Start of Data records

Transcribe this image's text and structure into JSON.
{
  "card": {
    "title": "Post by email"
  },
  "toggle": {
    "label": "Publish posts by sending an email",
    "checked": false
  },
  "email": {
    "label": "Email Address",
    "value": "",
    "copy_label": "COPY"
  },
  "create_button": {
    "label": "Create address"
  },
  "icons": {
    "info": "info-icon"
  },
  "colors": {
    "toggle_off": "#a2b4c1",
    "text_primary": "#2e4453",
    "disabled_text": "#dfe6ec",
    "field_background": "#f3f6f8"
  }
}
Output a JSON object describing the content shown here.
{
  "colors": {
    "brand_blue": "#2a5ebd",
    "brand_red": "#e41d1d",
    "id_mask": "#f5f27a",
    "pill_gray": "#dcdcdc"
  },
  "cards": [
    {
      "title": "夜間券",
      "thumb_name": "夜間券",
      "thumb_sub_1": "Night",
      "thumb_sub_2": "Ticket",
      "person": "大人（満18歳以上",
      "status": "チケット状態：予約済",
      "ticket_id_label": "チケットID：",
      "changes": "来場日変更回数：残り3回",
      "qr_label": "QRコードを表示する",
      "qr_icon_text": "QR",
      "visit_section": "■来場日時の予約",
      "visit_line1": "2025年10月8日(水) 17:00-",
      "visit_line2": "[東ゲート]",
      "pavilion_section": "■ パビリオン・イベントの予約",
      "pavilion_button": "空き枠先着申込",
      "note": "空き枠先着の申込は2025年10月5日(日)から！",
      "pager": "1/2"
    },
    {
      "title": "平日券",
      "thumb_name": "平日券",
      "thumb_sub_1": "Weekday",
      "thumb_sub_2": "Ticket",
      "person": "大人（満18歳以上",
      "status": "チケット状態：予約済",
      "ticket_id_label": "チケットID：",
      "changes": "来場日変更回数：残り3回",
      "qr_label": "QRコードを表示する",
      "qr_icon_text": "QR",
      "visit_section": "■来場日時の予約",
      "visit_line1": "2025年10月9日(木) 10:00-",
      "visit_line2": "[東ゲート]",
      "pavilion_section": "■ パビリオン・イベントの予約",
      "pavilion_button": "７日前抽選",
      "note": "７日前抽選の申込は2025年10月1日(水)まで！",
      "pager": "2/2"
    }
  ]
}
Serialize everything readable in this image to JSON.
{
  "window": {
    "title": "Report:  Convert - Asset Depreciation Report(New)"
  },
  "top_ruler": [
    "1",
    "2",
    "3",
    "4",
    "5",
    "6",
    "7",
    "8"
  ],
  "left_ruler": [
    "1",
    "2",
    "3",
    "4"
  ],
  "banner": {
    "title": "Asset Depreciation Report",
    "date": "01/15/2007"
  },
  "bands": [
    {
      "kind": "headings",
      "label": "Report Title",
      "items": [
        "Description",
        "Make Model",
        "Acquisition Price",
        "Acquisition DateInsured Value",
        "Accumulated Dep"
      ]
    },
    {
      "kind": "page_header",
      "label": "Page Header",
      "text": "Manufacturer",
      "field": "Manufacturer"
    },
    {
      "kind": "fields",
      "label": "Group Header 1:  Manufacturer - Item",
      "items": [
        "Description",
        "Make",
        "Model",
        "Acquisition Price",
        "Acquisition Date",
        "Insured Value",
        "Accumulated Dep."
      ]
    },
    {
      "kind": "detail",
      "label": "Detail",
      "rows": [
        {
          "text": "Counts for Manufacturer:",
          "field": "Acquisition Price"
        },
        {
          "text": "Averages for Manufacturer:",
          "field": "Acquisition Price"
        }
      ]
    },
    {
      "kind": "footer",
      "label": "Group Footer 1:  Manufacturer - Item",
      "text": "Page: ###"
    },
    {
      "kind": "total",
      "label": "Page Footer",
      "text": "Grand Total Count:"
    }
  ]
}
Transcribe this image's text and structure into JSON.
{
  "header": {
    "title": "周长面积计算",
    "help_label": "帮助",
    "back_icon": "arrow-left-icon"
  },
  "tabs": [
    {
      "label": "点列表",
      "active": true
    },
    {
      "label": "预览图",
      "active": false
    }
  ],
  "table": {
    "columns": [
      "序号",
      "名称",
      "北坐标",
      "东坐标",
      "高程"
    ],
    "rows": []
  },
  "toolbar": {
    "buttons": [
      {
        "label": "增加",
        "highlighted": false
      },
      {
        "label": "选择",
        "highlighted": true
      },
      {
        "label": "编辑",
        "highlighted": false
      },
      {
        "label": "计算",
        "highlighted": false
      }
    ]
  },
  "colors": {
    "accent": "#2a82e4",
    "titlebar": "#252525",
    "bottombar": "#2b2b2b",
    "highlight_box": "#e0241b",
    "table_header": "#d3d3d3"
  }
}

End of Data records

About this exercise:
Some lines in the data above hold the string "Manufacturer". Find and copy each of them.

Worked solution:
      "text": "Manufacturer",
      "field": "Manufacturer"
      "label": "Group Header 1:  Manufacturer - Item",
          "text": "Counts for Manufacturer:",
          "text": "Averages for Manufacturer:",
      "label": "Group Footer 1:  Manufacturer - Item",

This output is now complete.